The Yangzhou riot in 1868 was a pivotal moment of Anglo-Chinese relations during the late Qing Dynasty that almost led to war. The crisis was fomented by the gentry of the city who opposed the presence of foreign Christian missionaries there. The riot that resulted was an angry crowd estimated at eight to ten thousand who assaulted the premises of the British China Inland Mission in Yangzhou by looting, burning and attacking the missionaries led by Hudson Taylor. No one was killed, however several of the missionaries were injured as they were forced to flee for their lives. As a result of the report of the riot, the British consul in Shanghai, Sir Walter Henry Medhurst took seventy Royal marines in a Man of war and steamed up the Yangtze to Nanjing in a controversial show of force that eventually resulted in an official apology from Viceroy Zeng Guofan and financial restitution made to the injured missionaries.

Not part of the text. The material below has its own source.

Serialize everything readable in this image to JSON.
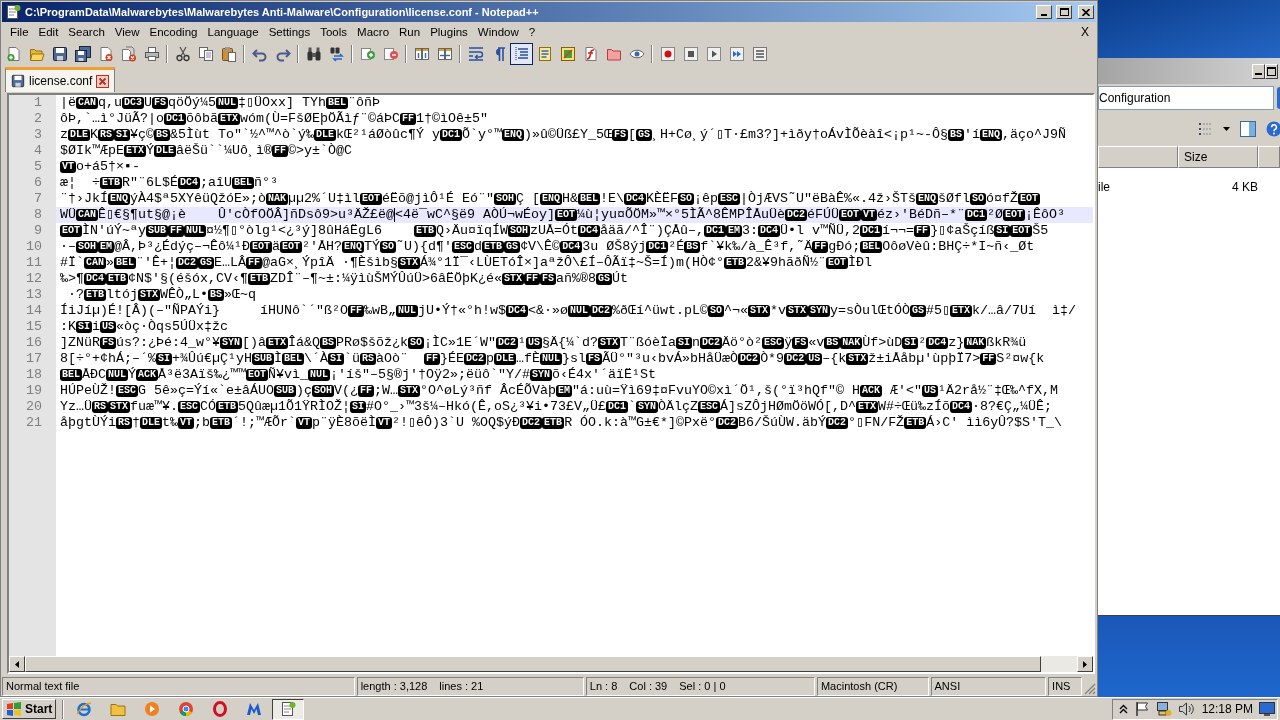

From the time of the Taiping Rebellion (1853) to the end of the Communist revolution (1949) Yangzhou was in decline, due to war damage and neglect of the Jinghang Canal as railways replaced it in importance; unfortunately, initial plans for railways connecting Yangzhou were deemed to be unimportant, and its status as the leading economic centre of China declined rapidly into a city of little importance. With the canal now partially restored, Yangzhou is once again an important transportation and market center. It also has some industrial output, chiefly in cotton and textiles. In 2004, a railway linked Yangzhou for the first time with Nanjing.